Try it
Before you return the entries below, strip out the pictures and keep all else exact.

Data

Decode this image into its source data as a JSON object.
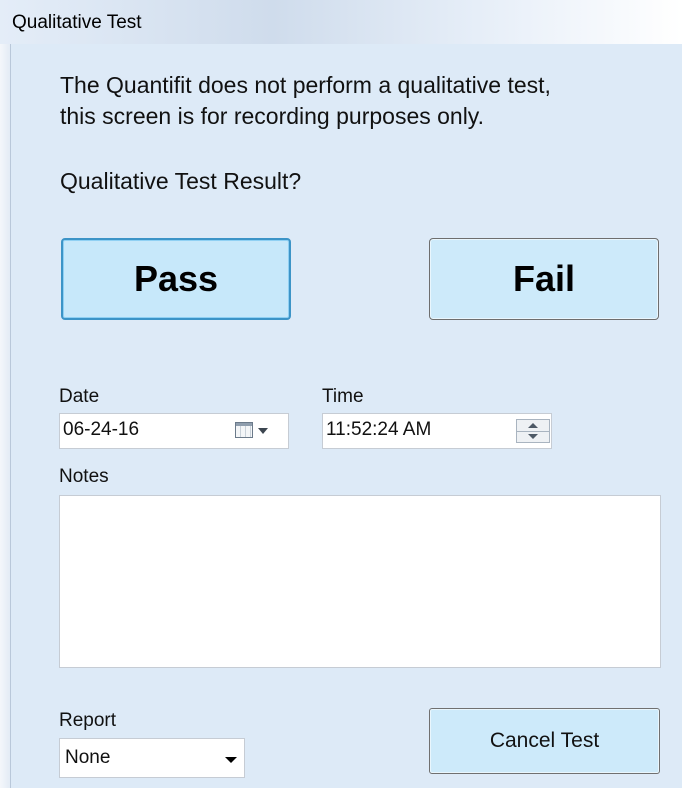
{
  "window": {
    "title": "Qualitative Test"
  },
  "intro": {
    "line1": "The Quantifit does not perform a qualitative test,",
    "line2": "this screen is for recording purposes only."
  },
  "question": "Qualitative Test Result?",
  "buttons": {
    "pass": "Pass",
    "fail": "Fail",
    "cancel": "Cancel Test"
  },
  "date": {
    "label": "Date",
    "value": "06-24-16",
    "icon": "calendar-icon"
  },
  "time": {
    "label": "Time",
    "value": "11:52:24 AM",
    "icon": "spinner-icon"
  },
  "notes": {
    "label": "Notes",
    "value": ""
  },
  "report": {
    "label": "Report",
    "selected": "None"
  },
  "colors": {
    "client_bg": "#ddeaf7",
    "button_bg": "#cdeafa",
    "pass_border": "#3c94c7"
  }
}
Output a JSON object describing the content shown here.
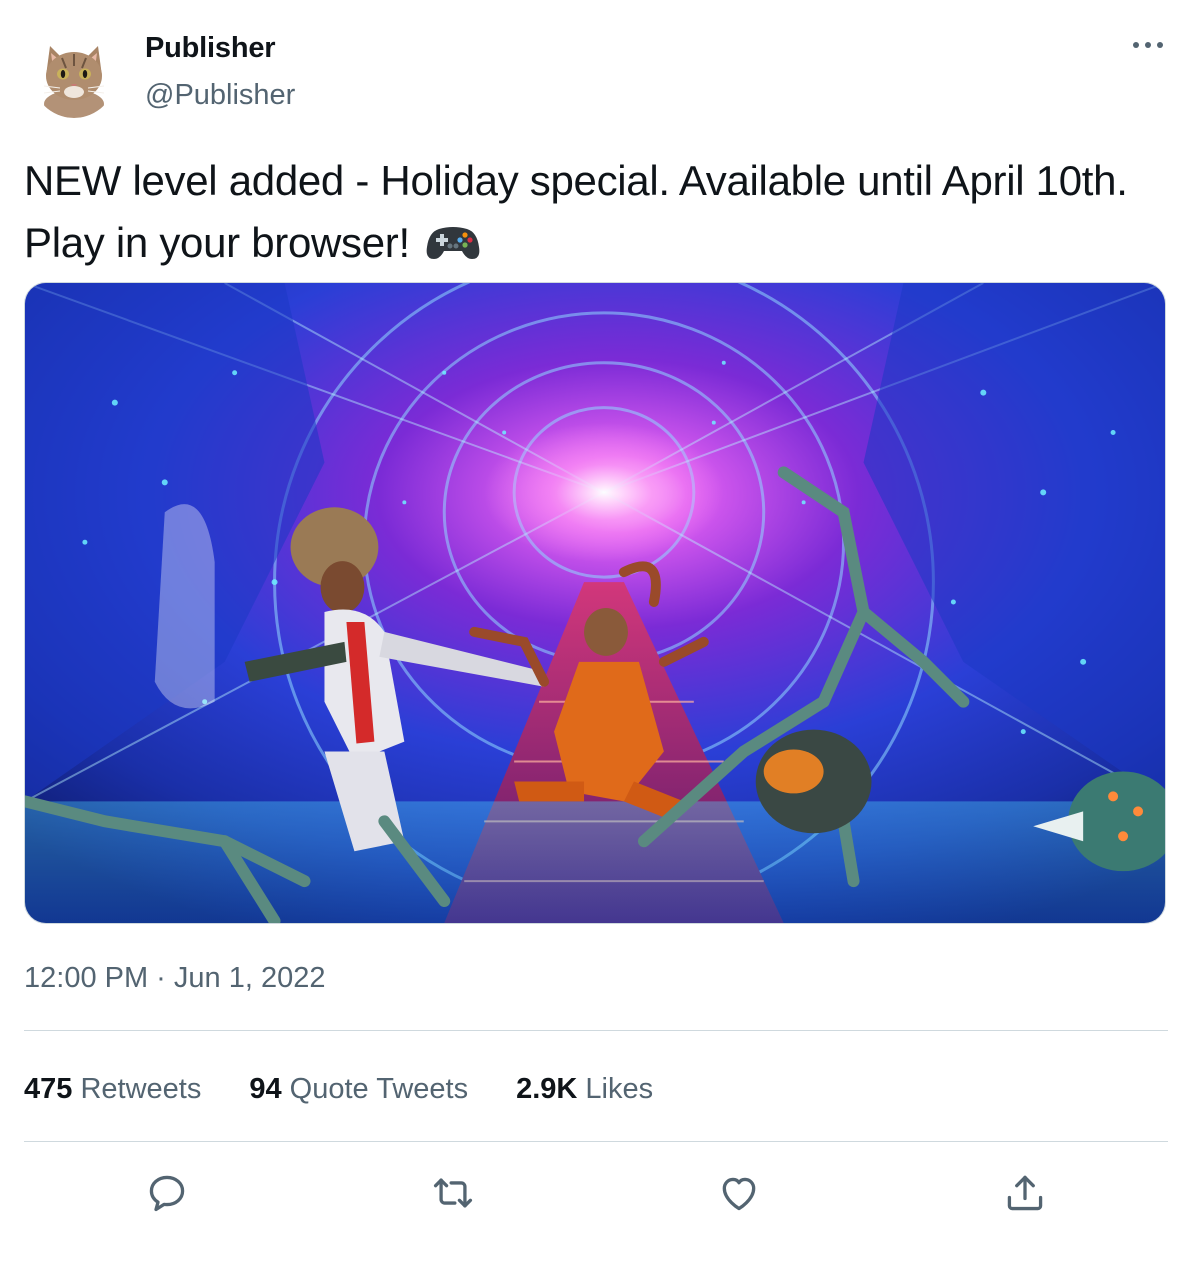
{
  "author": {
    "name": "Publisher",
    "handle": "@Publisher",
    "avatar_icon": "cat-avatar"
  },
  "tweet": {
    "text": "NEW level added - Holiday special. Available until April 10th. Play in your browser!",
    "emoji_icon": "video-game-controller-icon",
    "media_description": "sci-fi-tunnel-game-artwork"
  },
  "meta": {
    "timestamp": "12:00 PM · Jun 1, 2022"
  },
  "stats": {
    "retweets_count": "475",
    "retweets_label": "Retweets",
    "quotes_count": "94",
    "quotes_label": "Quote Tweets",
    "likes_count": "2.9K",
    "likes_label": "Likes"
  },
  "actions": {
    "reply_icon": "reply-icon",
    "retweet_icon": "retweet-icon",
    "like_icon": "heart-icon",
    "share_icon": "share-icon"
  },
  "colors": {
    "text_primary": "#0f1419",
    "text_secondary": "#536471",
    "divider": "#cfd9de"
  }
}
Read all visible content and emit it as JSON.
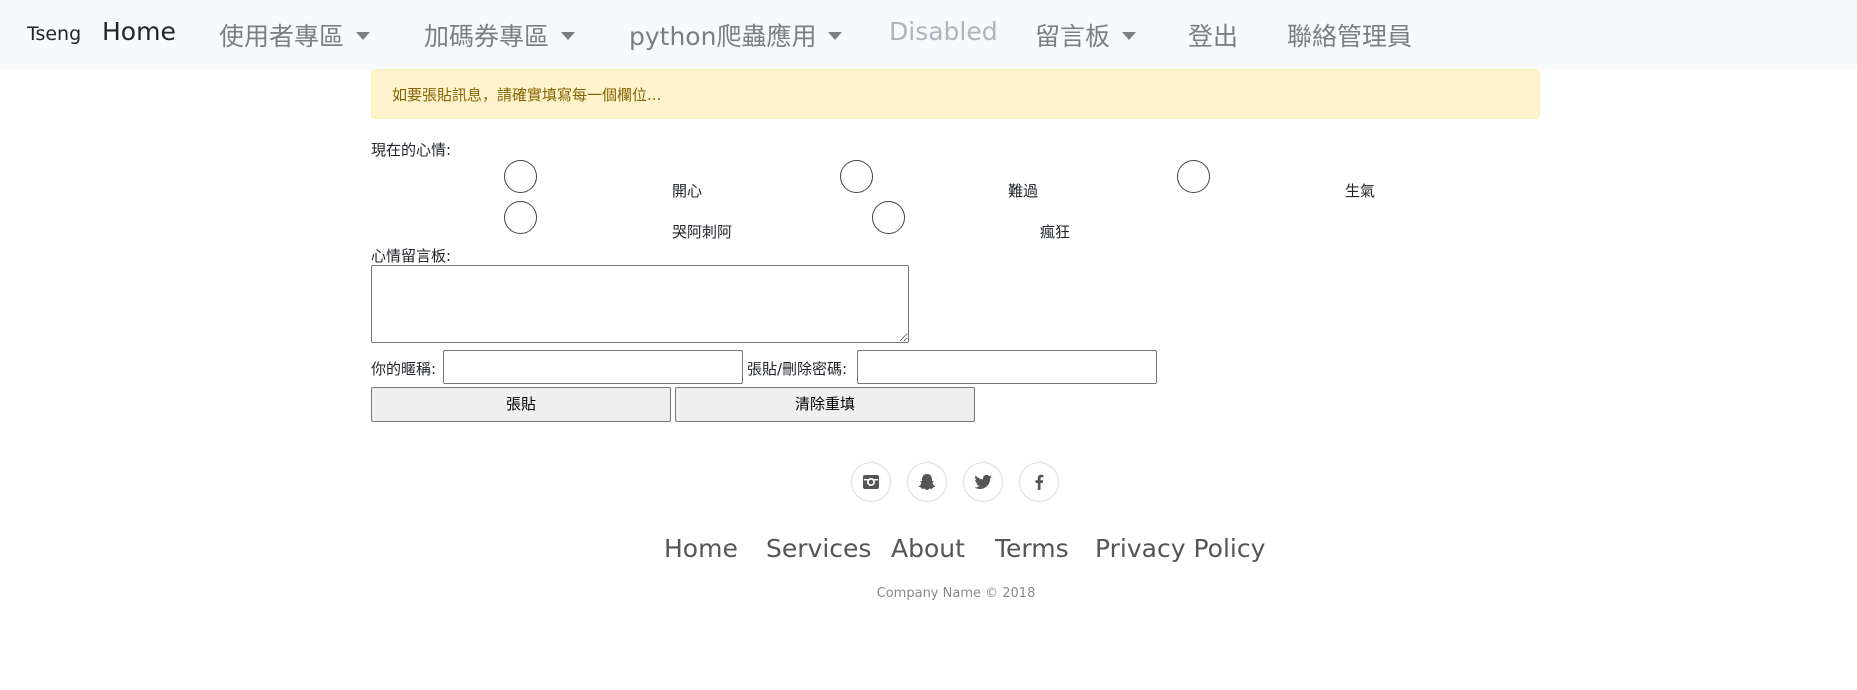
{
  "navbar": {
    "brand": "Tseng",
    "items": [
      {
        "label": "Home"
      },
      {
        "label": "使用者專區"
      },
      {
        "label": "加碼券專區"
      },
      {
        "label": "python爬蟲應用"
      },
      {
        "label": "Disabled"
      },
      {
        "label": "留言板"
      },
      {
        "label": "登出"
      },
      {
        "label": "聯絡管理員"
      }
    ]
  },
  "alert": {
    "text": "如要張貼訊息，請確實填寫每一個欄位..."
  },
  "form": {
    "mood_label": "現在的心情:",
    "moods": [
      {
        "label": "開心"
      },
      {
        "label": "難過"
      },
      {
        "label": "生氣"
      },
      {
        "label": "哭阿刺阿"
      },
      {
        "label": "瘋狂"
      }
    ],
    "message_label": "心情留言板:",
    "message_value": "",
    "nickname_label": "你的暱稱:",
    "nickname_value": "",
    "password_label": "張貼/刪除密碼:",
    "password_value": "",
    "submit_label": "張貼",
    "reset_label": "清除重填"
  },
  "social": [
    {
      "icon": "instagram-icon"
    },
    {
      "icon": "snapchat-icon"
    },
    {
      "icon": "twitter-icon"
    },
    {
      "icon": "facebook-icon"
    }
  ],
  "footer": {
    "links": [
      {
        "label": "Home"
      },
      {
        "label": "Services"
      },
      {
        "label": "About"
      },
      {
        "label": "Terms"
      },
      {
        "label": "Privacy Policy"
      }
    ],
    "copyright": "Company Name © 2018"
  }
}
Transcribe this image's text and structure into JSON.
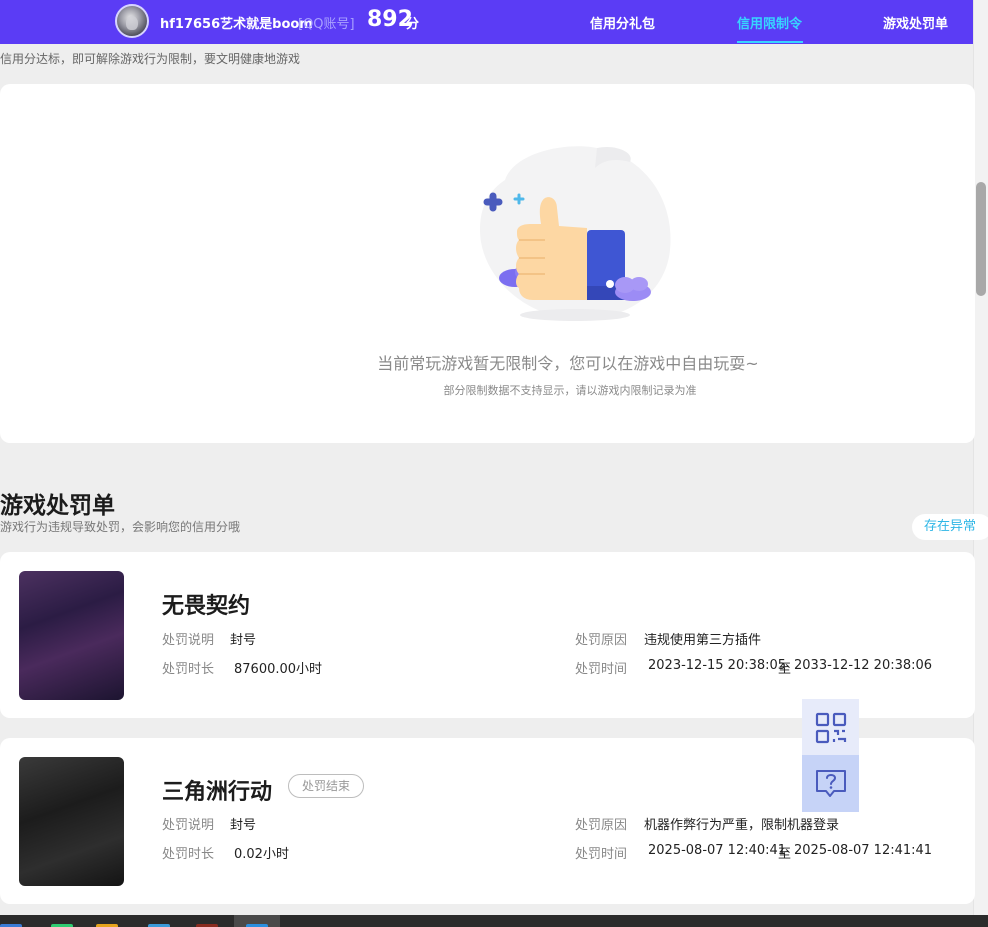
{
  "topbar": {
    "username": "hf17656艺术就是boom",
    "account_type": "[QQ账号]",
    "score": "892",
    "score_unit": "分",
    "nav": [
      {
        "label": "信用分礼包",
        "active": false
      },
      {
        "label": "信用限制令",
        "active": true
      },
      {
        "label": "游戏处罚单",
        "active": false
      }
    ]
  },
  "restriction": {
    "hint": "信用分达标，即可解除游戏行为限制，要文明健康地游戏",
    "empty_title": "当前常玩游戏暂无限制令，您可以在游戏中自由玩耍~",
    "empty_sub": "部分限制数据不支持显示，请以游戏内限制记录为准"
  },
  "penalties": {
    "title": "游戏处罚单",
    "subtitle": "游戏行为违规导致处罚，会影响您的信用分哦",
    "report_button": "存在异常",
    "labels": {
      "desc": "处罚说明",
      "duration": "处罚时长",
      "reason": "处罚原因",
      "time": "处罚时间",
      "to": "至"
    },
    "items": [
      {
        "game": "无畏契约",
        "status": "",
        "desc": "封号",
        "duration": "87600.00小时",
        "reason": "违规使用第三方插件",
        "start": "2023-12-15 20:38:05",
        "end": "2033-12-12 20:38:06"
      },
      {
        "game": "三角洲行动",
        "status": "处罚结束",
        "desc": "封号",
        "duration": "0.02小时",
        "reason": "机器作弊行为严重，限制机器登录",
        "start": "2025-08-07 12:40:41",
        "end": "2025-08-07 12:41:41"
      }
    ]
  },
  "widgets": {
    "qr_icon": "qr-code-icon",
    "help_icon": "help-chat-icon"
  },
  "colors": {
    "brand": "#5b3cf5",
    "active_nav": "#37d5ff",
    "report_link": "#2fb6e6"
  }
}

Your response
Decode this image into its source data as a JSON object.
{
  "window": {
    "title": "Qualitative Test"
  },
  "intro": {
    "line1": "The Quantifit does not perform a qualitative test,",
    "line2": "this screen is for recording purposes only."
  },
  "question": "Qualitative Test Result?",
  "buttons": {
    "pass": "Pass",
    "fail": "Fail",
    "cancel": "Cancel Test"
  },
  "date": {
    "label": "Date",
    "value": "06-24-16",
    "icon": "calendar-icon"
  },
  "time": {
    "label": "Time",
    "value": "11:52:24 AM",
    "icon": "spinner-icon"
  },
  "notes": {
    "label": "Notes",
    "value": ""
  },
  "report": {
    "label": "Report",
    "selected": "None"
  },
  "colors": {
    "client_bg": "#ddeaf7",
    "button_bg": "#cdeafa",
    "pass_border": "#3c94c7"
  }
}
Output a JSON object describing the content shown here.
{
  "author": {
    "name": "Publisher",
    "handle": "@Publisher",
    "avatar_icon": "cat-avatar"
  },
  "tweet": {
    "text": "NEW level added - Holiday special. Available until April 10th. Play in your browser!",
    "emoji_icon": "video-game-controller-icon",
    "media_description": "sci-fi-tunnel-game-artwork"
  },
  "meta": {
    "timestamp": "12:00 PM · Jun 1, 2022"
  },
  "stats": {
    "retweets_count": "475",
    "retweets_label": "Retweets",
    "quotes_count": "94",
    "quotes_label": "Quote Tweets",
    "likes_count": "2.9K",
    "likes_label": "Likes"
  },
  "actions": {
    "reply_icon": "reply-icon",
    "retweet_icon": "retweet-icon",
    "like_icon": "heart-icon",
    "share_icon": "share-icon"
  },
  "colors": {
    "text_primary": "#0f1419",
    "text_secondary": "#536471",
    "divider": "#cfd9de"
  }
}
Read all visible content and emit it as JSON.
{
  "navbar": {
    "brand": "Tseng",
    "items": [
      {
        "label": "Home"
      },
      {
        "label": "使用者專區"
      },
      {
        "label": "加碼券專區"
      },
      {
        "label": "python爬蟲應用"
      },
      {
        "label": "Disabled"
      },
      {
        "label": "留言板"
      },
      {
        "label": "登出"
      },
      {
        "label": "聯絡管理員"
      }
    ]
  },
  "alert": {
    "text": "如要張貼訊息，請確實填寫每一個欄位..."
  },
  "form": {
    "mood_label": "現在的心情:",
    "moods": [
      {
        "label": "開心"
      },
      {
        "label": "難過"
      },
      {
        "label": "生氣"
      },
      {
        "label": "哭阿刺阿"
      },
      {
        "label": "瘋狂"
      }
    ],
    "message_label": "心情留言板:",
    "message_value": "",
    "nickname_label": "你的暱稱:",
    "nickname_value": "",
    "password_label": "張貼/刪除密碼:",
    "password_value": "",
    "submit_label": "張貼",
    "reset_label": "清除重填"
  },
  "social": [
    {
      "icon": "instagram-icon"
    },
    {
      "icon": "snapchat-icon"
    },
    {
      "icon": "twitter-icon"
    },
    {
      "icon": "facebook-icon"
    }
  ],
  "footer": {
    "links": [
      {
        "label": "Home"
      },
      {
        "label": "Services"
      },
      {
        "label": "About"
      },
      {
        "label": "Terms"
      },
      {
        "label": "Privacy Policy"
      }
    ],
    "copyright": "Company Name © 2018"
  }
}
Transcribe this image's text and structure into JSON.
{
  "topbar": {
    "username": "hf17656艺术就是boom",
    "account_type": "[QQ账号]",
    "score": "892",
    "score_unit": "分",
    "nav": [
      {
        "label": "信用分礼包",
        "active": false
      },
      {
        "label": "信用限制令",
        "active": true
      },
      {
        "label": "游戏处罚单",
        "active": false
      }
    ]
  },
  "restriction": {
    "hint": "信用分达标，即可解除游戏行为限制，要文明健康地游戏",
    "empty_title": "当前常玩游戏暂无限制令，您可以在游戏中自由玩耍~",
    "empty_sub": "部分限制数据不支持显示，请以游戏内限制记录为准"
  },
  "penalties": {
    "title": "游戏处罚单",
    "subtitle": "游戏行为违规导致处罚，会影响您的信用分哦",
    "report_button": "存在异常",
    "labels": {
      "desc": "处罚说明",
      "duration": "处罚时长",
      "reason": "处罚原因",
      "time": "处罚时间",
      "to": "至"
    },
    "items": [
      {
        "game": "无畏契约",
        "status": "",
        "desc": "封号",
        "duration": "87600.00小时",
        "reason": "违规使用第三方插件",
        "start": "2023-12-15 20:38:05",
        "end": "2033-12-12 20:38:06"
      },
      {
        "game": "三角洲行动",
        "status": "处罚结束",
        "desc": "封号",
        "duration": "0.02小时",
        "reason": "机器作弊行为严重，限制机器登录",
        "start": "2025-08-07 12:40:41",
        "end": "2025-08-07 12:41:41"
      }
    ]
  },
  "widgets": {
    "qr_icon": "qr-code-icon",
    "help_icon": "help-chat-icon"
  },
  "colors": {
    "brand": "#5b3cf5",
    "active_nav": "#37d5ff",
    "report_link": "#2fb6e6"
  }
}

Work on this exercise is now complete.